=== SOURCE DATA ===

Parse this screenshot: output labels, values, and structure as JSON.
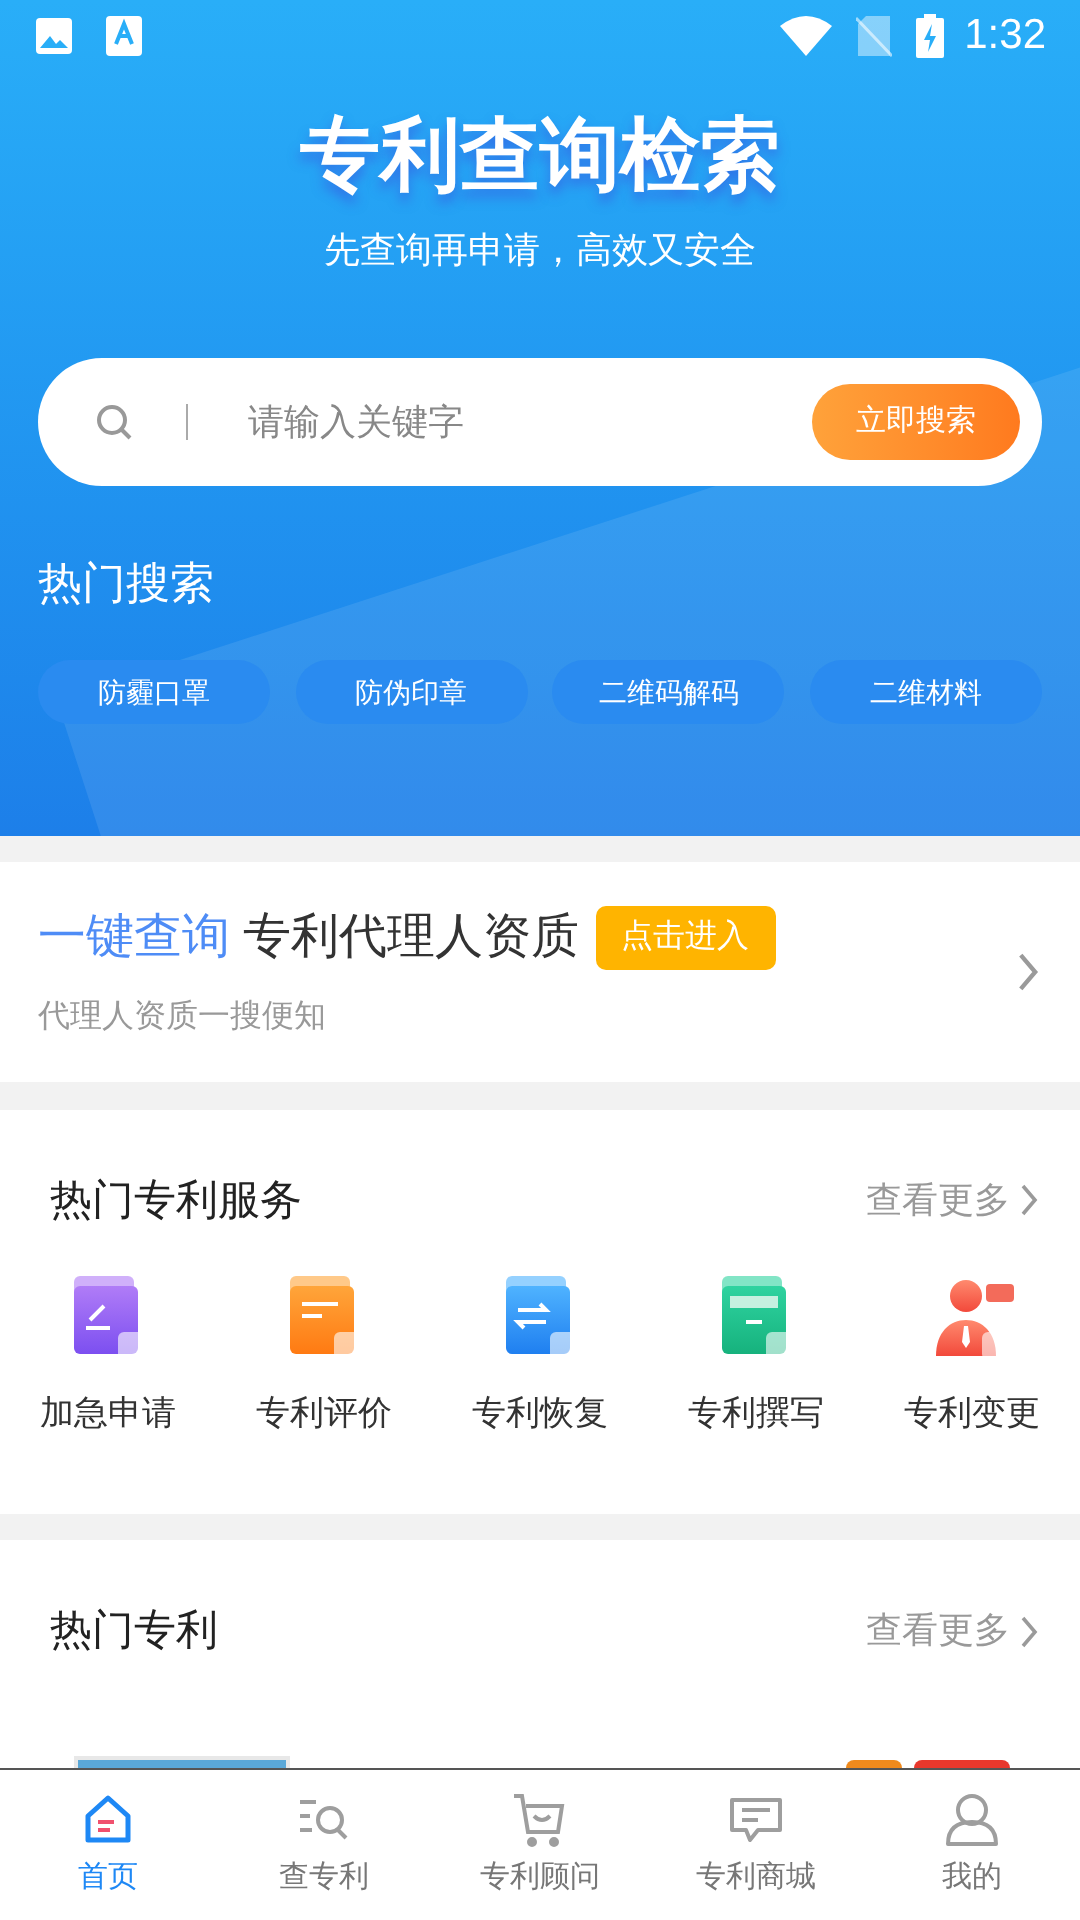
{
  "status_bar": {
    "time": "1:32"
  },
  "header": {
    "title": "专利查询检索",
    "subtitle": "先查询再申请，高效又安全"
  },
  "search": {
    "placeholder": "请输入关键字",
    "button": "立即搜索"
  },
  "hot_search": {
    "title": "热门搜索",
    "tags": [
      "防霾口罩",
      "防伪印章",
      "二维码解码",
      "二维材料"
    ]
  },
  "agent_banner": {
    "highlight": "一键查询",
    "title": "专利代理人资质",
    "button": "点击进入",
    "subtitle": "代理人资质一搜便知"
  },
  "services": {
    "title": "热门专利服务",
    "more": "查看更多",
    "items": [
      {
        "label": "加急申请",
        "kind": "urgent"
      },
      {
        "label": "专利评价",
        "kind": "evaluate"
      },
      {
        "label": "专利恢复",
        "kind": "restore"
      },
      {
        "label": "专利撰写",
        "kind": "write"
      },
      {
        "label": "专利变更",
        "kind": "change"
      }
    ]
  },
  "hot_patents": {
    "title": "热门专利",
    "more": "查看更多"
  },
  "tab_bar": [
    {
      "label": "首页",
      "kind": "home",
      "selected": true
    },
    {
      "label": "查专利",
      "kind": "search",
      "selected": false
    },
    {
      "label": "专利顾问",
      "kind": "cart",
      "selected": false
    },
    {
      "label": "专利商城",
      "kind": "chat",
      "selected": false
    },
    {
      "label": "我的",
      "kind": "user",
      "selected": false
    }
  ]
}
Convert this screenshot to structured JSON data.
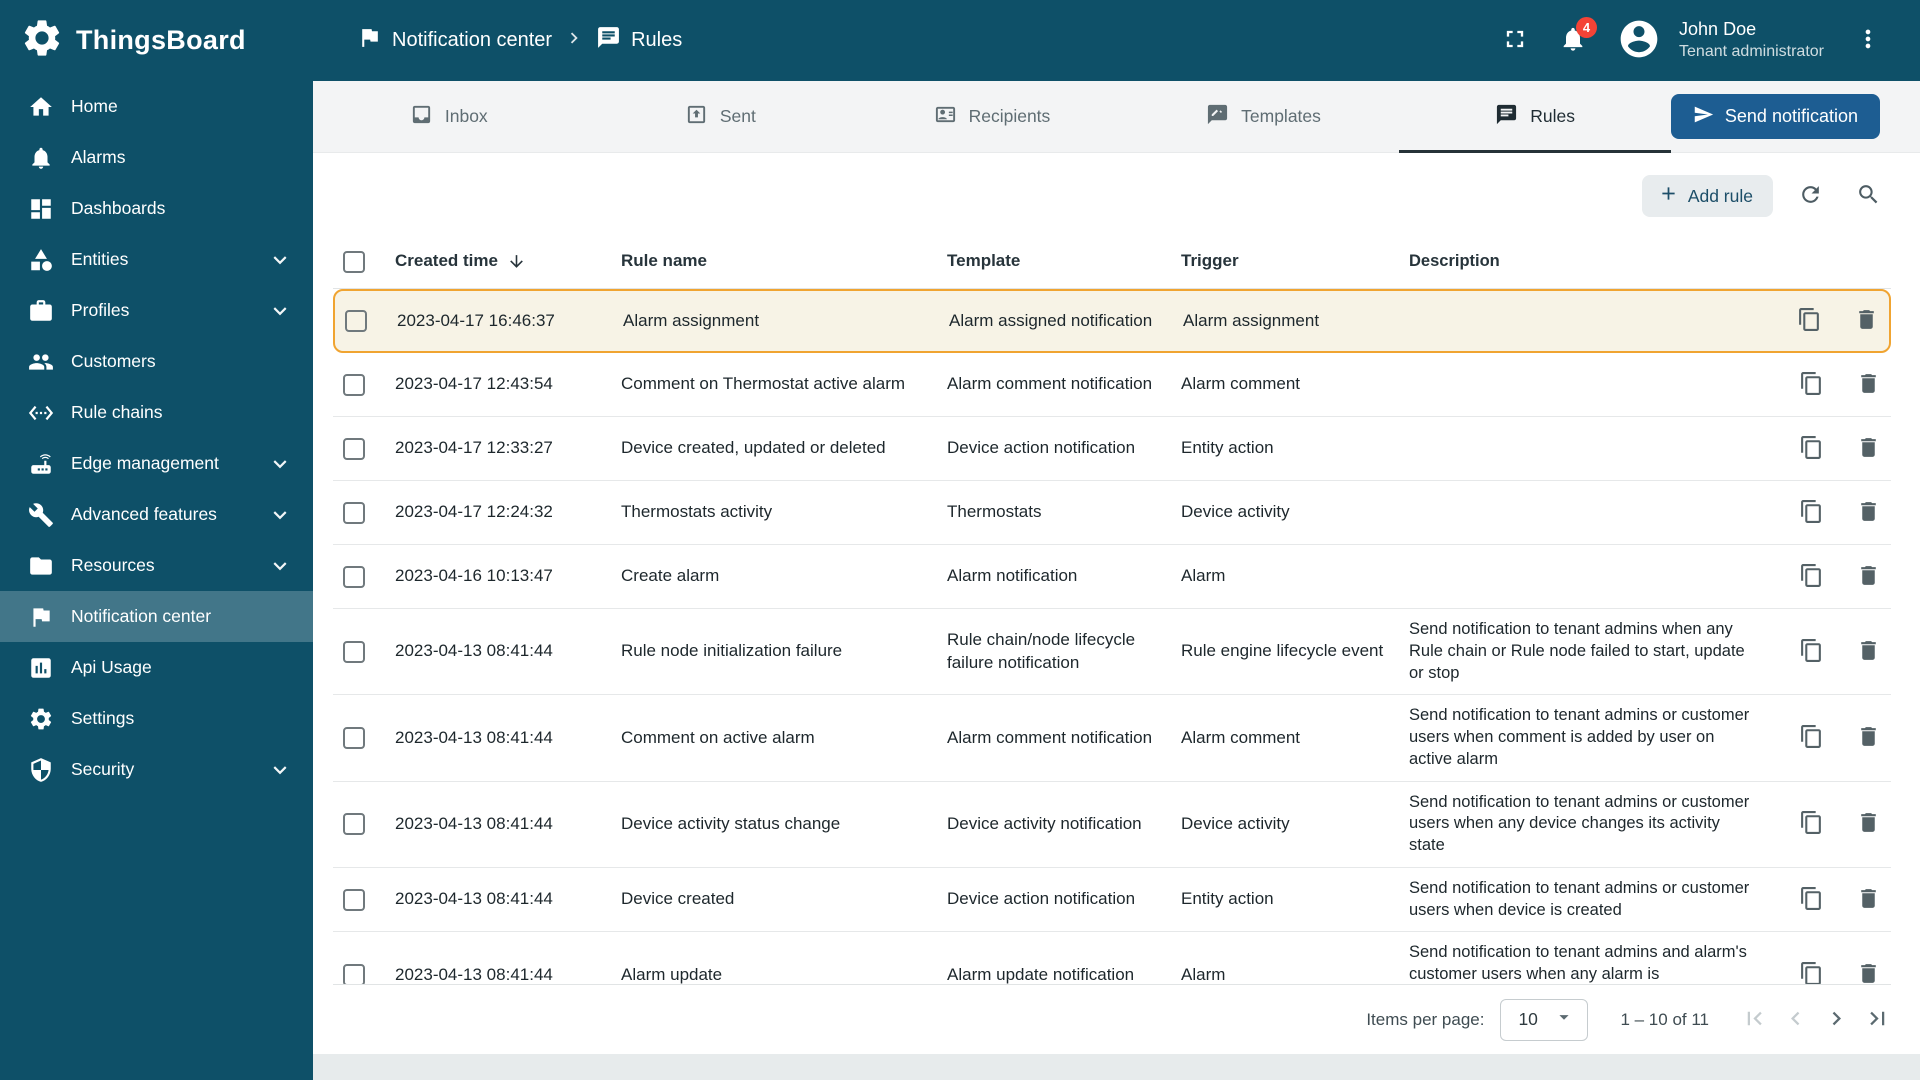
{
  "app": {
    "name": "ThingsBoard"
  },
  "colors": {
    "sidebar_bg": "#0e5068",
    "primary_button": "#1d5d92",
    "highlight_border": "#f0a431",
    "highlight_bg": "#f7f3e6",
    "notification_badge": "#f44336"
  },
  "sidebar": {
    "items": [
      {
        "label": "Home",
        "icon": "home-icon"
      },
      {
        "label": "Alarms",
        "icon": "alarms-icon"
      },
      {
        "label": "Dashboards",
        "icon": "dashboards-icon"
      },
      {
        "label": "Entities",
        "icon": "entities-icon",
        "expandable": true
      },
      {
        "label": "Profiles",
        "icon": "profiles-icon",
        "expandable": true
      },
      {
        "label": "Customers",
        "icon": "customers-icon"
      },
      {
        "label": "Rule chains",
        "icon": "rule-chains-icon"
      },
      {
        "label": "Edge management",
        "icon": "edge-management-icon",
        "expandable": true
      },
      {
        "label": "Advanced features",
        "icon": "advanced-features-icon",
        "expandable": true
      },
      {
        "label": "Resources",
        "icon": "resources-icon",
        "expandable": true
      },
      {
        "label": "Notification center",
        "icon": "notification-center-icon",
        "active": true
      },
      {
        "label": "Api Usage",
        "icon": "api-usage-icon"
      },
      {
        "label": "Settings",
        "icon": "settings-icon"
      },
      {
        "label": "Security",
        "icon": "security-icon",
        "expandable": true
      }
    ]
  },
  "header": {
    "breadcrumb": {
      "parent": "Notification center",
      "current": "Rules"
    },
    "notification_count": "4",
    "user": {
      "name": "John Doe",
      "role": "Tenant administrator"
    }
  },
  "tabs": {
    "items": [
      {
        "label": "Inbox",
        "icon": "inbox-icon"
      },
      {
        "label": "Sent",
        "icon": "sent-icon"
      },
      {
        "label": "Recipients",
        "icon": "recipients-icon"
      },
      {
        "label": "Templates",
        "icon": "templates-icon"
      },
      {
        "label": "Rules",
        "icon": "rules-icon",
        "active": true
      }
    ],
    "send_button": "Send notification"
  },
  "toolbar": {
    "add_rule": "Add rule"
  },
  "table": {
    "columns": {
      "created": "Created time",
      "name": "Rule name",
      "template": "Template",
      "trigger": "Trigger",
      "description": "Description"
    },
    "sort": {
      "column": "Created time",
      "direction": "desc"
    },
    "rows": [
      {
        "highlighted": true,
        "created": "2023-04-17 16:46:37",
        "name": "Alarm assignment",
        "template": "Alarm assigned notification",
        "trigger": "Alarm assignment",
        "description": ""
      },
      {
        "created": "2023-04-17 12:43:54",
        "name": "Comment on Thermostat active alarm",
        "template": "Alarm comment notification",
        "trigger": "Alarm comment",
        "description": ""
      },
      {
        "created": "2023-04-17 12:33:27",
        "name": "Device created, updated or deleted",
        "template": "Device action notification",
        "trigger": "Entity action",
        "description": ""
      },
      {
        "created": "2023-04-17 12:24:32",
        "name": "Thermostats activity",
        "template": "Thermostats",
        "trigger": "Device activity",
        "description": ""
      },
      {
        "created": "2023-04-16 10:13:47",
        "name": "Create alarm",
        "template": "Alarm notification",
        "trigger": "Alarm",
        "description": ""
      },
      {
        "created": "2023-04-13 08:41:44",
        "name": "Rule node initialization failure",
        "template": "Rule chain/node lifecycle failure notification",
        "trigger": "Rule engine lifecycle event",
        "description": "Send notification to tenant admins when any Rule chain or Rule node failed to start, update or stop"
      },
      {
        "created": "2023-04-13 08:41:44",
        "name": "Comment on active alarm",
        "template": "Alarm comment notification",
        "trigger": "Alarm comment",
        "description": "Send notification to tenant admins or customer users when comment is added by user on active alarm"
      },
      {
        "created": "2023-04-13 08:41:44",
        "name": "Device activity status change",
        "template": "Device activity notification",
        "trigger": "Device activity",
        "description": "Send notification to tenant admins or customer users when any device changes its activity state"
      },
      {
        "created": "2023-04-13 08:41:44",
        "name": "Device created",
        "template": "Device action notification",
        "trigger": "Entity action",
        "description": "Send notification to tenant admins or customer users when device is created"
      },
      {
        "created": "2023-04-13 08:41:44",
        "name": "Alarm update",
        "template": "Alarm update notification",
        "trigger": "Alarm",
        "description": "Send notification to tenant admins and alarm's customer users when any alarm is acknowledged or cleared"
      }
    ]
  },
  "pagination": {
    "items_per_page_label": "Items per page:",
    "items_per_page": "10",
    "range": "1 – 10 of 11"
  }
}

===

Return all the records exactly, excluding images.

Parse this screenshot: output labels, values, and structure as JSON.
{
  "status_bar": {
    "time": "1:32"
  },
  "header": {
    "title": "专利查询检索",
    "subtitle": "先查询再申请，高效又安全"
  },
  "search": {
    "placeholder": "请输入关键字",
    "button": "立即搜索"
  },
  "hot_search": {
    "title": "热门搜索",
    "tags": [
      "防霾口罩",
      "防伪印章",
      "二维码解码",
      "二维材料"
    ]
  },
  "agent_banner": {
    "highlight": "一键查询",
    "title": "专利代理人资质",
    "button": "点击进入",
    "subtitle": "代理人资质一搜便知"
  },
  "services": {
    "title": "热门专利服务",
    "more": "查看更多",
    "items": [
      {
        "label": "加急申请",
        "kind": "urgent"
      },
      {
        "label": "专利评价",
        "kind": "evaluate"
      },
      {
        "label": "专利恢复",
        "kind": "restore"
      },
      {
        "label": "专利撰写",
        "kind": "write"
      },
      {
        "label": "专利变更",
        "kind": "change"
      }
    ]
  },
  "hot_patents": {
    "title": "热门专利",
    "more": "查看更多"
  },
  "tab_bar": [
    {
      "label": "首页",
      "kind": "home",
      "selected": true
    },
    {
      "label": "查专利",
      "kind": "search",
      "selected": false
    },
    {
      "label": "专利顾问",
      "kind": "cart",
      "selected": false
    },
    {
      "label": "专利商城",
      "kind": "chat",
      "selected": false
    },
    {
      "label": "我的",
      "kind": "user",
      "selected": false
    }
  ]
}
Convert this screenshot to structured JSON data.
{
  "app": {
    "name": "ThingsBoard"
  },
  "colors": {
    "sidebar_bg": "#0e5068",
    "primary_button": "#1d5d92",
    "highlight_border": "#f0a431",
    "highlight_bg": "#f7f3e6",
    "notification_badge": "#f44336"
  },
  "sidebar": {
    "items": [
      {
        "label": "Home",
        "icon": "home-icon"
      },
      {
        "label": "Alarms",
        "icon": "alarms-icon"
      },
      {
        "label": "Dashboards",
        "icon": "dashboards-icon"
      },
      {
        "label": "Entities",
        "icon": "entities-icon",
        "expandable": true
      },
      {
        "label": "Profiles",
        "icon": "profiles-icon",
        "expandable": true
      },
      {
        "label": "Customers",
        "icon": "customers-icon"
      },
      {
        "label": "Rule chains",
        "icon": "rule-chains-icon"
      },
      {
        "label": "Edge management",
        "icon": "edge-management-icon",
        "expandable": true
      },
      {
        "label": "Advanced features",
        "icon": "advanced-features-icon",
        "expandable": true
      },
      {
        "label": "Resources",
        "icon": "resources-icon",
        "expandable": true
      },
      {
        "label": "Notification center",
        "icon": "notification-center-icon",
        "active": true
      },
      {
        "label": "Api Usage",
        "icon": "api-usage-icon"
      },
      {
        "label": "Settings",
        "icon": "settings-icon"
      },
      {
        "label": "Security",
        "icon": "security-icon",
        "expandable": true
      }
    ]
  },
  "header": {
    "breadcrumb": {
      "parent": "Notification center",
      "current": "Rules"
    },
    "notification_count": "4",
    "user": {
      "name": "John Doe",
      "role": "Tenant administrator"
    }
  },
  "tabs": {
    "items": [
      {
        "label": "Inbox",
        "icon": "inbox-icon"
      },
      {
        "label": "Sent",
        "icon": "sent-icon"
      },
      {
        "label": "Recipients",
        "icon": "recipients-icon"
      },
      {
        "label": "Templates",
        "icon": "templates-icon"
      },
      {
        "label": "Rules",
        "icon": "rules-icon",
        "active": true
      }
    ],
    "send_button": "Send notification"
  },
  "toolbar": {
    "add_rule": "Add rule"
  },
  "table": {
    "columns": {
      "created": "Created time",
      "name": "Rule name",
      "template": "Template",
      "trigger": "Trigger",
      "description": "Description"
    },
    "sort": {
      "column": "Created time",
      "direction": "desc"
    },
    "rows": [
      {
        "highlighted": true,
        "created": "2023-04-17 16:46:37",
        "name": "Alarm assignment",
        "template": "Alarm assigned notification",
        "trigger": "Alarm assignment",
        "description": ""
      },
      {
        "created": "2023-04-17 12:43:54",
        "name": "Comment on Thermostat active alarm",
        "template": "Alarm comment notification",
        "trigger": "Alarm comment",
        "description": ""
      },
      {
        "created": "2023-04-17 12:33:27",
        "name": "Device created, updated or deleted",
        "template": "Device action notification",
        "trigger": "Entity action",
        "description": ""
      },
      {
        "created": "2023-04-17 12:24:32",
        "name": "Thermostats activity",
        "template": "Thermostats",
        "trigger": "Device activity",
        "description": ""
      },
      {
        "created": "2023-04-16 10:13:47",
        "name": "Create alarm",
        "template": "Alarm notification",
        "trigger": "Alarm",
        "description": ""
      },
      {
        "created": "2023-04-13 08:41:44",
        "name": "Rule node initialization failure",
        "template": "Rule chain/node lifecycle failure notification",
        "trigger": "Rule engine lifecycle event",
        "description": "Send notification to tenant admins when any Rule chain or Rule node failed to start, update or stop"
      },
      {
        "created": "2023-04-13 08:41:44",
        "name": "Comment on active alarm",
        "template": "Alarm comment notification",
        "trigger": "Alarm comment",
        "description": "Send notification to tenant admins or customer users when comment is added by user on active alarm"
      },
      {
        "created": "2023-04-13 08:41:44",
        "name": "Device activity status change",
        "template": "Device activity notification",
        "trigger": "Device activity",
        "description": "Send notification to tenant admins or customer users when any device changes its activity state"
      },
      {
        "created": "2023-04-13 08:41:44",
        "name": "Device created",
        "template": "Device action notification",
        "trigger": "Entity action",
        "description": "Send notification to tenant admins or customer users when device is created"
      },
      {
        "created": "2023-04-13 08:41:44",
        "name": "Alarm update",
        "template": "Alarm update notification",
        "trigger": "Alarm",
        "description": "Send notification to tenant admins and alarm's customer users when any alarm is acknowledged or cleared"
      }
    ]
  },
  "pagination": {
    "items_per_page_label": "Items per page:",
    "items_per_page": "10",
    "range": "1 – 10 of 11"
  }
}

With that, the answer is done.